Career inspiration My mum was a florist and keen gardener. She would take us to visit gardens all the time, and to a nursery once a week and let me buy a plant for my area of the garden.

Career change I studied Fine Art, worked briefly as a photographer’s assistant, then went on to study Art Psychotherapy and gardening became part of my clinical practice. I eventually found that so much of what I am interested in – working with people, creative expression, being outside – can all be found in one profession as a gardener and I took the opportunity to accept a traineeship at Chelsea Physic Garden.

Influential landscape Ever since I was a child I have been exploring a wasteland in west London – it’s an old Victorian dump, frequented by bottle collectors and motocross riders. The layers of broken porcelain, Victorian glass and crushed oyster shell have created a very free-draining substrate. I’m constantly amazed by what I’ve seen growing there: Amaranthus, Datura and even the Mexican native Cobaea scandens, the cup-and-saucer vine.

Favourite planting style Aesthetic is only one small part of a successful planting. I am always looking for plant communities or combinations that are able to coexist successfully alongside each other, matched in vigour and enjoying similar conditions. Plants grown in this way are naturally low maintenance and there is so much beauty in striking a balance that works.

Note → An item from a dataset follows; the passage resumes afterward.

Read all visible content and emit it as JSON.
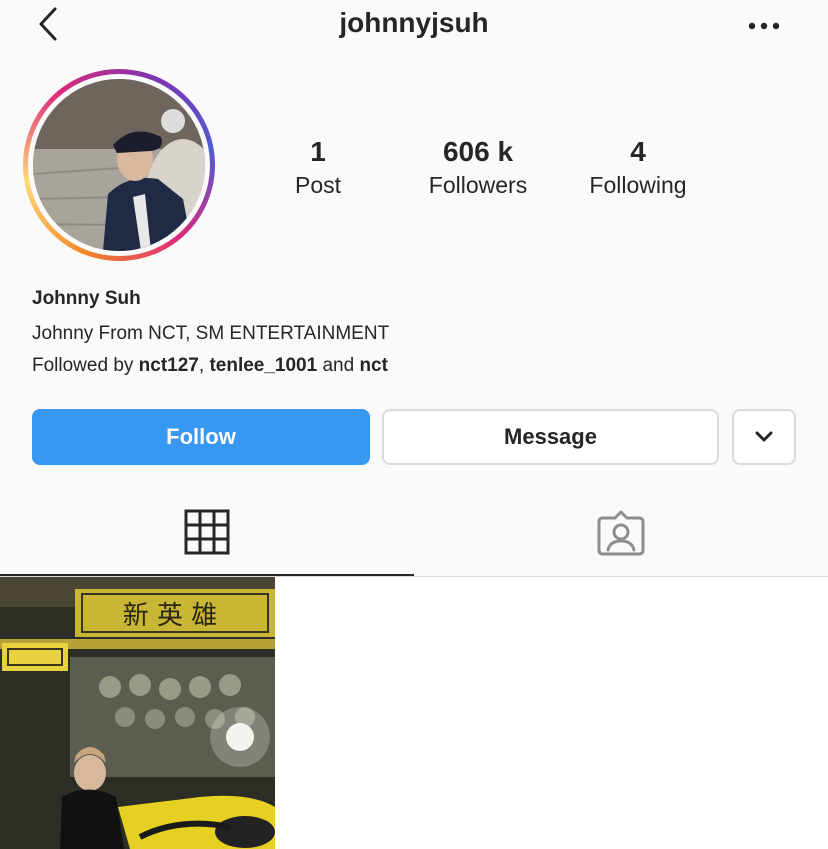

Challenges facing horticulture More needs to be done to recruit a more diverse cross-section of society into the profession. It has so much to offer as a career but overall there is a huge lack of diversity. It is vital that we address this as an industry.

Looking ahead I hope to do more collaborative horticultural work with communities, people who live with chronic mental health conditions and disadvantaged youth. There is much that these often marginalised groups of people can gain from gardening.

Contact Email Instagram @errolreubenfernandes.
Look out for details on his workshops focusing on sustainable plant communities.


Katie BealeEditorial & Digital Assistant

Katie is Editorial & Digital Assistant on Gardens Illustrated